No stories are more engaging and meaningful than family stories, the tales of those who came before us and whose blood runs in our veins. These stories help us better understand ourselves and can offer wise counsel for life decisions.
We’re fortunate that today, there are multiple ways to capture and preserve your family’s stories. For example, you may have seen ads for StoryWorth, a subscription-based service. Every week, the participant chooses a question to answer via email, such as “What is the furthest you have ever traveled?” or “What is one of your fondest childhood memories?” Their responses are then compiled and released in a print book for their loved ones to enjoy long after they have passed away. Of course, there’s a cost: $99 for a one-year subscription that includes weekly prompts and a hardcover book at the end. But it is nice to have someone else do the compilation and printing for you!

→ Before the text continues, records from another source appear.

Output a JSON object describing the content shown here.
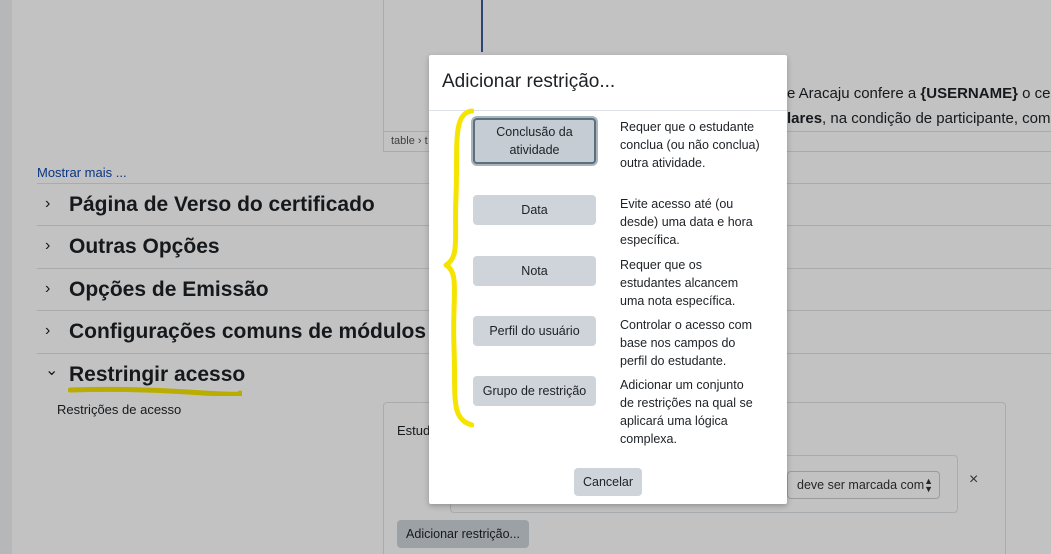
{
  "editor": {
    "path_label": "table › t",
    "line1_prefix": "e Aracaju confere a ",
    "line1_bold": "{USERNAME}",
    "line1_suffix": " o ce",
    "line2_bold": "lares",
    "line2_suffix": ", na condição de participante, com"
  },
  "show_more": "Mostrar mais ...",
  "sections": [
    {
      "title": "Página de Verso do certificado",
      "chevron": "›"
    },
    {
      "title": "Outras Opções",
      "chevron": "›"
    },
    {
      "title": "Opções de Emissão",
      "chevron": "›"
    },
    {
      "title": "Configurações comuns de módulos",
      "chevron": "›"
    },
    {
      "title": "Restringir acesso",
      "chevron": "⌄"
    }
  ],
  "restrict": {
    "label": "Restrições de acesso",
    "student_text": "Estud",
    "select_value": "deve ser marcada com",
    "add_button": "Adicionar restrição...",
    "close_symbol": "×"
  },
  "modal": {
    "title": "Adicionar restrição...",
    "options": [
      {
        "button": "Conclusão da atividade",
        "description": "Requer que o estudante conclua (ou não conclua) outra atividade."
      },
      {
        "button": "Data",
        "description": "Evite acesso até (ou desde) uma data e hora específica."
      },
      {
        "button": "Nota",
        "description": "Requer que os estudantes alcancem uma nota específica."
      },
      {
        "button": "Perfil do usuário",
        "description": "Controlar o acesso com base nos campos do perfil do estudante."
      },
      {
        "button": "Grupo de restrição",
        "description": "Adicionar um conjunto de restrições na qual se aplicará uma lógica complexa."
      }
    ],
    "cancel": "Cancelar"
  },
  "colors": {
    "annotation_yellow": "#f5e400",
    "link_blue": "#0f47ad",
    "button_gray": "#ced4da"
  }
}
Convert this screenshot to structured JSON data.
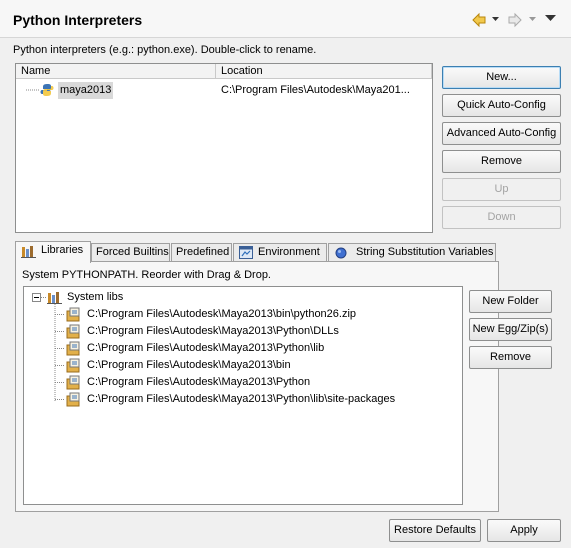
{
  "header": {
    "title": "Python Interpreters",
    "icons": [
      "back-arrow-icon",
      "dropdown-arrow-icon",
      "forward-arrow-icon",
      "dropdown-arrow-icon",
      "view-menu-icon"
    ]
  },
  "interpreters": {
    "hint": "Python interpreters (e.g.: python.exe).  Double-click to rename.",
    "columns": [
      "Name",
      "Location"
    ],
    "rows": [
      {
        "name": "maya2013",
        "location": "C:\\Program Files\\Autodesk\\Maya201..."
      }
    ],
    "buttons": {
      "new": "New...",
      "quick_auto_config": "Quick Auto-Config",
      "advanced_auto_config": "Advanced Auto-Config",
      "remove": "Remove",
      "up": "Up",
      "down": "Down"
    }
  },
  "tabs": [
    {
      "label": "Libraries",
      "icon": "libraries-icon",
      "active": true
    },
    {
      "label": "Forced Builtins",
      "active": false
    },
    {
      "label": "Predefined",
      "active": false
    },
    {
      "label": "Environment",
      "icon": "environment-icon",
      "active": false
    },
    {
      "label": "String Substitution Variables",
      "icon": "variable-icon",
      "active": false
    }
  ],
  "libraries": {
    "hint": "System PYTHONPATH.   Reorder with Drag & Drop.",
    "root": "System libs",
    "paths": [
      "C:\\Program Files\\Autodesk\\Maya2013\\bin\\python26.zip",
      "C:\\Program Files\\Autodesk\\Maya2013\\Python\\DLLs",
      "C:\\Program Files\\Autodesk\\Maya2013\\Python\\lib",
      "C:\\Program Files\\Autodesk\\Maya2013\\bin",
      "C:\\Program Files\\Autodesk\\Maya2013\\Python",
      "C:\\Program Files\\Autodesk\\Maya2013\\Python\\lib\\site-packages"
    ],
    "buttons": {
      "new_folder": "New Folder",
      "new_egg_zip": "New Egg/Zip(s)",
      "remove": "Remove"
    }
  },
  "footer": {
    "restore_defaults": "Restore Defaults",
    "apply": "Apply"
  },
  "colors": {
    "accent": "#3c7fb1",
    "selection": "#d9d9d9",
    "nav_arrow": "#e8b830"
  }
}
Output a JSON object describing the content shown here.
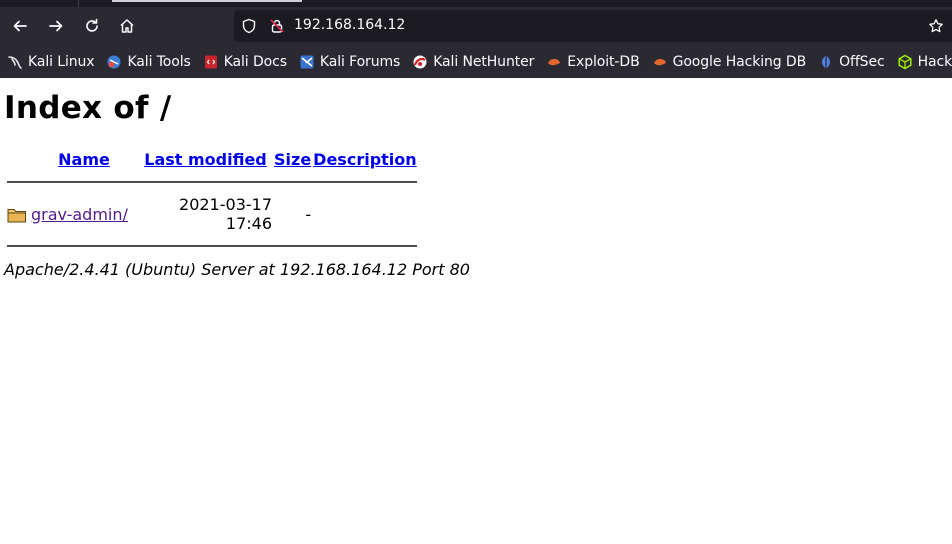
{
  "browser": {
    "url": "192.168.164.12",
    "bookmarks": [
      {
        "label": "Kali Linux",
        "icon": "kali-dragon-icon"
      },
      {
        "label": "Kali Tools",
        "icon": "kali-tools-icon"
      },
      {
        "label": "Kali Docs",
        "icon": "kali-docs-icon"
      },
      {
        "label": "Kali Forums",
        "icon": "kali-forums-icon"
      },
      {
        "label": "Kali NetHunter",
        "icon": "nethunter-icon"
      },
      {
        "label": "Exploit-DB",
        "icon": "exploit-db-icon"
      },
      {
        "label": "Google Hacking DB",
        "icon": "ghdb-icon"
      },
      {
        "label": "OffSec",
        "icon": "offsec-icon"
      },
      {
        "label": "Hack The B",
        "icon": "hackthebox-icon"
      }
    ]
  },
  "page": {
    "title": "Index of /",
    "columns": {
      "name": "Name",
      "last_modified": "Last modified",
      "size": "Size",
      "description": "Description"
    },
    "rows": [
      {
        "name": "grav-admin/",
        "last_modified": "2021-03-17 17:46",
        "size": "-",
        "description": "",
        "icon": "folder-icon"
      }
    ],
    "address": "Apache/2.4.41 (Ubuntu) Server at 192.168.164.12 Port 80"
  },
  "colors": {
    "chrome_dark": "#1c1b22",
    "toolbar": "#2b2a33",
    "link": "#0000ee",
    "visited": "#551a8b"
  }
}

Of course, there’s no reason why you need to pay a special service to capture family stories. You can do it on your own, and all it costs you is time. If you can type, try taking 10 minutes each day to write a short story from your life experiences. You’ll find that by devoting a small amount of time on a regular basis, the results add up quickly to a treasure trove of stories that your loved ones – and the generations to come who will never meet you – will cherish. Be sure to back up your documents somewhere other than your computer so that if your computer dies, your stories won’t die with it. Free email accounts like Gmail often come with free cloud storage, making your files more secure and easier to share with others.
Recording someone’s oral narratives is another very easy way to capture both the story itself and the vocal inflections that give it special flavor. It’s easy to learn; for example, RootsTech by Family Search has a free course called “Capture Family Stories with Oral History” (in two parts). Nearly everyone has a smartphone or other recording device these days. You don’t have to be a professional interviewer to ask Grandma some leading questions and record her narrative as she recounts her life experiences and lessons. You can save yourself even more time by using a free transcription service to turn audio files into print records as well. You’ll inevitably have to go through and correct some mistakes the software made in interpreting what it “heard,” but it’s a lot easier than typing every word yourself.
This holiday season, take some time to capture your family’s stories and rich legacy of unique and valuable human experiences. And don’t forget to share yours as well!
– Botetourt County Libraries